A pair of Norris rebate mitre planes
Well here they are - the “mystery planes” I have been teasing about.
Here is the deal... in 1941, Norris was commissioned to make a plane to be awarded as the first prize in a furniture making competition. The recipient of the plane kept it in new condition all these years. It was sold at auction in 2006 for over £16,000. Shortly after the auction - I was commissioned to make a reproduction of this plane with one change - infilled with ebony (the original was infilled with Rosewood).
It was a fantastic and challenging commission to say the least. The only reference I had was a series of photos and two dimensions - the overall length of 13-5/8" and the width of 2-3/8".
Norris clearly emptied the bag of tricks on this plane. The handle tilts to the left and right just like the Stanley No.10-1/4 - but it also pivots left and right.
I was also excited to try a wedged plane with an adjuster. The screw that passes through the keeper engages a brass insert in the wedge. The mechanics of this is very cool. The brass insert is offset and when the screw is tightened - it acts as a drawbore - driving the wedge tighter into the body of the plane. Very cool indeed!
After studying the photos I agreed to the commission. I also decided I would make a prototype to work out any unforeseen bugs. I did not want to “prototype” the commissioned plane. Infilling the prototype with Rosewood seemed like a logical choice.
Everything worked without a hitch for the most part - and keeping the prototype ahead a few steps certainly helped refine the building process.

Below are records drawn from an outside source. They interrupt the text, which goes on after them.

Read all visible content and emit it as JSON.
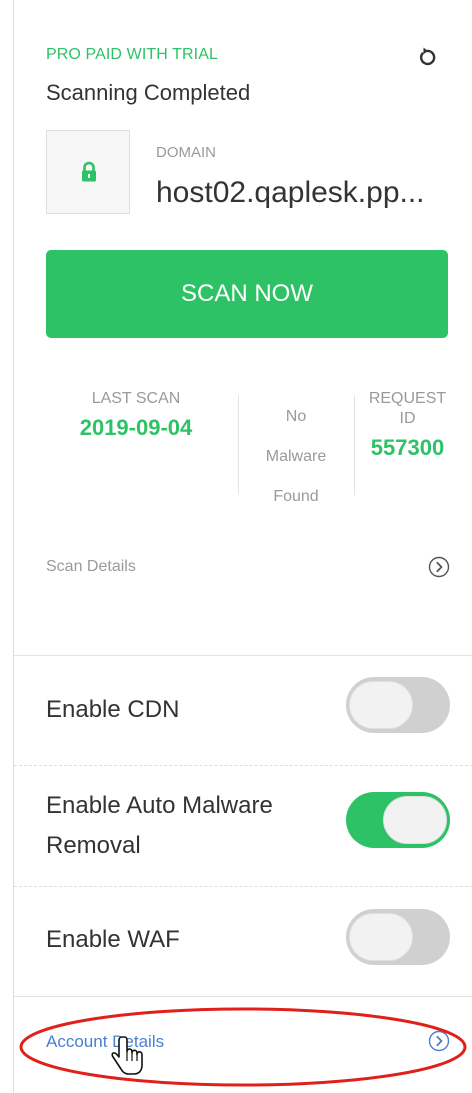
{
  "header": {
    "plan_label": "PRO PAID WITH TRIAL",
    "status": "Scanning Completed",
    "refresh_icon": "refresh-icon"
  },
  "domain": {
    "caption": "DOMAIN",
    "value": "host02.qaplesk.pp...",
    "icon": "lock-icon"
  },
  "scan_button": {
    "label": "SCAN NOW"
  },
  "stats": {
    "last_scan_caption": "LAST SCAN",
    "last_scan_value": "2019-09-04",
    "malware_line1": "No",
    "malware_line2": "Malware",
    "malware_line3": "Found",
    "request_caption_line1": "REQUEST",
    "request_caption_line2": "ID",
    "request_value": "557300"
  },
  "scan_details": {
    "label": "Scan Details",
    "icon": "chevron-right-circle-icon"
  },
  "settings": [
    {
      "label": "Enable CDN",
      "enabled": false
    },
    {
      "label_line1": "Enable Auto Malware",
      "label_line2": "Removal",
      "enabled": true
    },
    {
      "label": "Enable WAF",
      "enabled": false
    }
  ],
  "account_details": {
    "label": "Account Details",
    "icon": "chevron-right-circle-icon"
  },
  "colors": {
    "accent_green": "#2ec266",
    "link_blue": "#4a7fd0",
    "muted_text": "#9a9a9a",
    "annotation_red": "#e0201a"
  }
}
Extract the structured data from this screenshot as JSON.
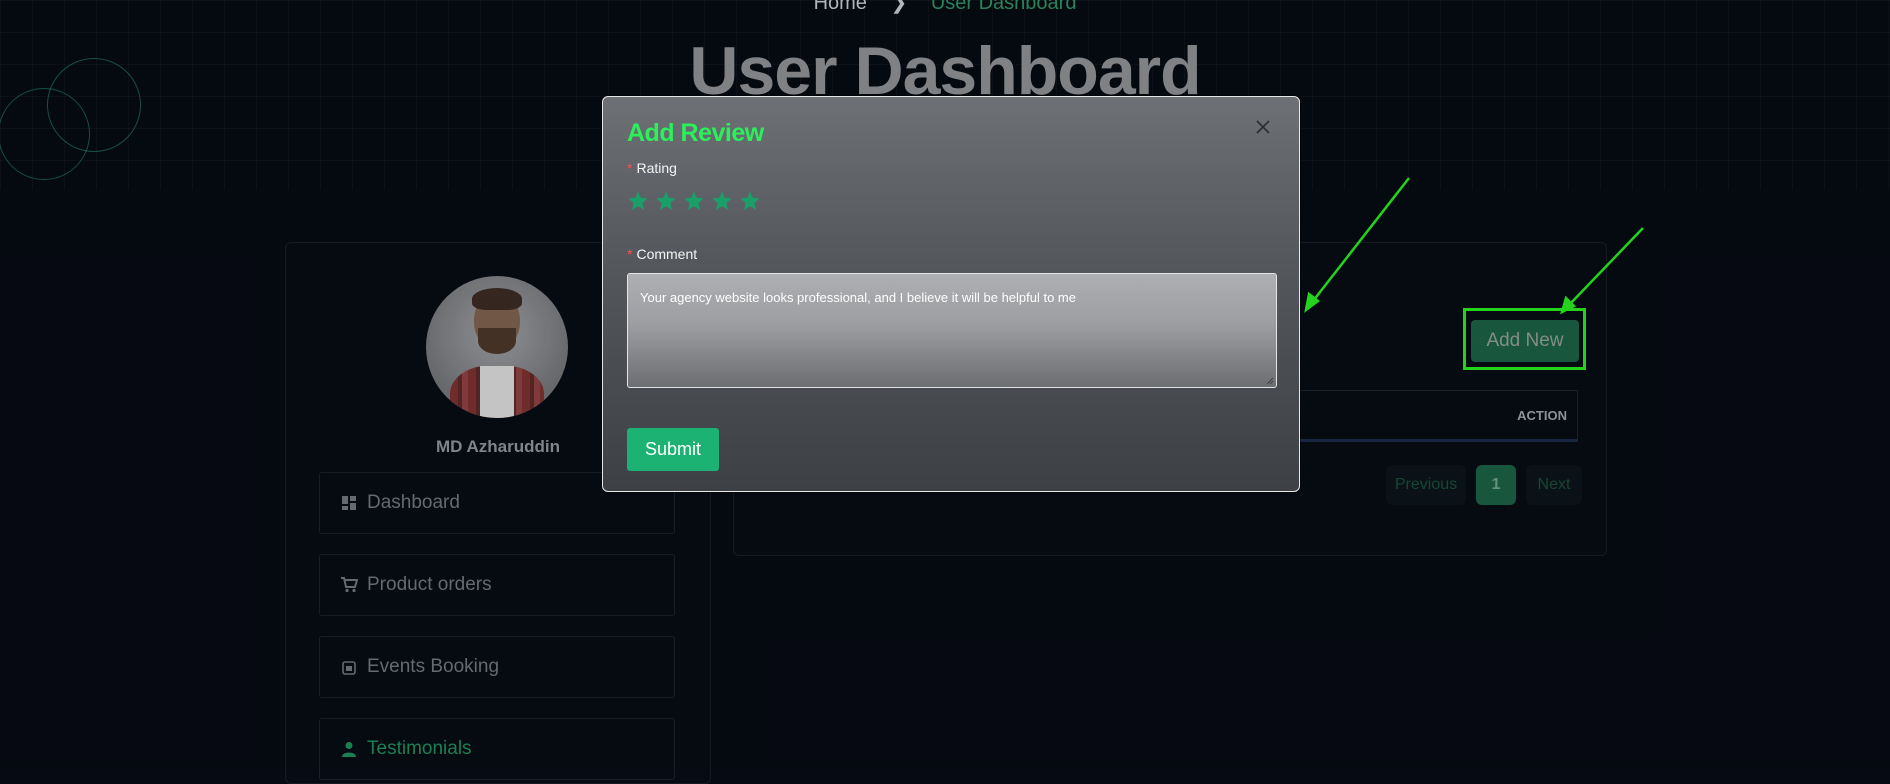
{
  "header": {
    "breadcrumb_home": "Home",
    "breadcrumb_current": "User Dashboard",
    "title": "User Dashboard"
  },
  "sidebar": {
    "user_name": "MD Azharuddin",
    "items": [
      {
        "label": "Dashboard",
        "icon": "dashboard-icon"
      },
      {
        "label": "Product orders",
        "icon": "cart-icon"
      },
      {
        "label": "Events Booking",
        "icon": "calendar-icon"
      },
      {
        "label": "Testimonials",
        "icon": "user-icon"
      }
    ]
  },
  "main": {
    "add_new_label": "Add New",
    "table_action_header": "ACTION",
    "pagination": {
      "previous": "Previous",
      "page": "1",
      "next": "Next"
    }
  },
  "modal": {
    "title": "Add Review",
    "rating_label": "Rating",
    "rating_value": 5,
    "rating_max": 5,
    "comment_label": "Comment",
    "comment_value": "Your agency website looks professional, and I believe it will be helpful to me",
    "required_mark": "*",
    "submit_label": "Submit"
  },
  "colors": {
    "accent_green": "#2af05a",
    "button_green": "#1bb274",
    "annotation_green": "#27e51f",
    "star_green": "#1a9e6a"
  }
}
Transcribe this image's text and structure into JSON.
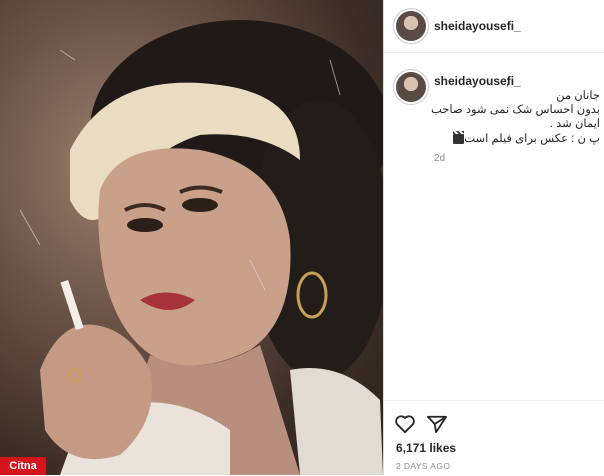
{
  "post": {
    "username": "sheidayousefi_",
    "caption_comma": ",",
    "caption_lines": [
      "جانان من",
      "بدون احساس شک نمی شود صاحب",
      "ایمان شد .",
      "پ ن : عکس برای فیلم است"
    ],
    "caption_emoji": "clapper-board-icon",
    "comment_time": "2d",
    "likes": "6,171 likes",
    "time_ago": "2 DAYS AGO"
  },
  "watermark": {
    "text": "Citna",
    "color": "#d4141c"
  }
}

The mouth was one aspect that I really had to psych myself up for. I use what can only be described as an antiquated method - but it has always worked for me, and I did not see any reason why I should re-invent the wheel now. Here are a series of photos of cutting the mouth.
I still use a hacksaw to cut the mouth on shoulder and rebate planes. The difference with this plane is that it is 2-3/8" wide as opposed to the widest shoulder at 1-1/2". I was a little nervous.
My friend Steve had stopped in a few times as I was working on the pair of planes and he asked how I was going to do the mouth. I handed him the hacksaw. His only comment was “ I gotta see this!” I guess his response freaked me out a little bit more, so I decided to cut and file the mouth on my own (sorry Steve). I was not sure I would be able to handle an audience if I messed it all up!
As it turned out - it worked perfectly and I felt bad for not inviting Steve to be there for it. He was on hand as I was finishing it up though - and I handed him the triangular piece of waste from the sole.
Here are a few detail shots of the mouth being done;
Two of three cuts are done - the last one is the “easiest” :)
Here are some further photos of the two planes.
I should also mention that I have decided to sell the Rosewood filled prototype. This is only the second prototype I have sold - all the others live on my bench. This plane is marked KP30-08 on the bed - KP stands for “Konrad Prototype”. The price is $9,000.00 Cdn.